Come and meet Ben and James – but we won’t disturb them, they’re just enjoying the view!
The great outdoors is where you’re most likely to find the two brothers, and they’ll probably have brought their family along for the ride too.
Big brother James is always on the go. Tapping out rhythms on his drums, or cheering on his teammates during orienteering races. His little brother Ben is the joker in the family – always cracking them up – and is a huge fan of Star Wars and building new things from Lego. But the two brothers share a strong compassionate streak for supporting themselves and each other, as well as a love for nature, cycling trips and – interestingly – spotting CalMac Ferries.
Their mum Laura said: “Lots of what we do as a family is guided by their love for the outdoors. We’ve been on some amazing cycle trips around the west coast of Scotland and camped on wild beaches together.
“James was first diagnosed with autism a couple of years ago, and Ben was diagnosed just before Christmas. When I first started reading up on what autism actually was, I realised that what I saw was far from the stereotypical views. I didn’t want my children to have those limits imposed on them.
“Because it’s always been there, you can’t separate the boys from the autism and so it’s not really about how it’s affecting them, it’s dealing with society and making sure that people don’t put them in boxes. My first thoughts after the diagnosis were that we actually just have some understanding now and it helped us make sense of things.”
Growing up, James had sometimes struggled when taken outside of his comfort zone, although he recently had a breakthrough in finding a hairdresser he liked. By the time he was diagnosed, he had begun to recognise his own differences.
Laura said: “He was very happy to take ownership of it. He stood up in front of his class and presented about what he was good at and what he struggled with. He’s brilliant at advocating for himself.
“Ben has additional learning difficulties which make school a little more challenging. He has some 1-2-1 support here though, and we’re so proud of his resilience and perseverance.”
Ben was also assessed by our new Sensory Service around a year ago while in school. They provided both the school and his family with valuable insights.
“I hadn’t realised how big a part of this sensory processing was,” added Laura. “The Sensory Service were fantastic in helping us understand this.”
As today is World Autism Acceptance Day, Laura also has some useful advice for other parents.
She said: “The first thing would be to find out more about it. The are some great books written by neurodivergent authors, but it’s also important to remember that your child will have their own unique autistic profile – no two autistic people are the same.

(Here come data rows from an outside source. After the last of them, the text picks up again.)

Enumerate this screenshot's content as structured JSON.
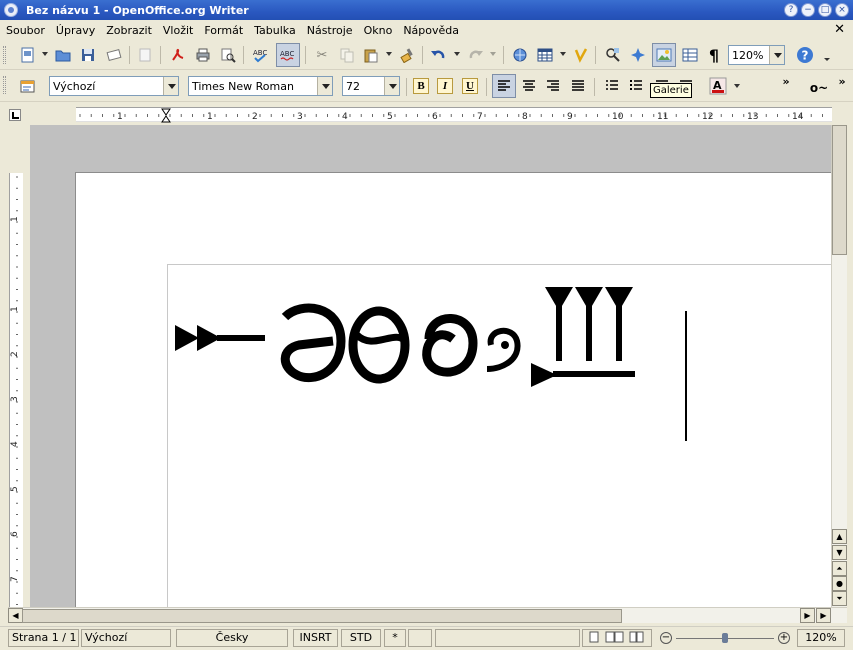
{
  "window": {
    "title": "Bez názvu 1 - OpenOffice.org Writer"
  },
  "menu": {
    "items": [
      "Soubor",
      "Úpravy",
      "Zobrazit",
      "Vložit",
      "Formát",
      "Tabulka",
      "Nástroje",
      "Okno",
      "Nápověda"
    ]
  },
  "toolbar": {
    "zoom_value": "120%",
    "tooltip": "Galerie"
  },
  "formatting": {
    "paragraph_style": "Výchozí",
    "font_name": "Times New Roman",
    "font_size": "72",
    "bold_label": "B",
    "italic_label": "I",
    "underline_label": "U"
  },
  "ruler": {
    "h_numbers": [
      "1",
      "1",
      "2",
      "3",
      "4",
      "5",
      "6",
      "7",
      "8",
      "9",
      "10",
      "11",
      "12",
      "13",
      "14"
    ],
    "v_numbers": [
      "1",
      "1",
      "2",
      "3",
      "4",
      "5",
      "6",
      "7"
    ]
  },
  "status": {
    "page": "Strana 1 / 1",
    "style": "Výchozí",
    "language": "Česky",
    "insert_mode": "INSRT",
    "selection_mode": "STD",
    "modified": "*",
    "zoom": "120%"
  },
  "colors": {
    "titlebar": "#2a58c0",
    "chrome": "#ece9d8",
    "doc_background": "#c0c0c0",
    "page": "#ffffff"
  }
}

“There are also some really helpful support groups and advocates, locally and nationally, who understand the struggles of getting your child’s voice heard. You are not alone in this.
“And finally, it’s time to embrace the wonderful things about autism – the unique perspective of the world, the attention to details others may miss, honesty and a sense of justice.”
Thank you to Ben, James and Laura for sharing your story – we’ll leave you to keep searching for those ferries!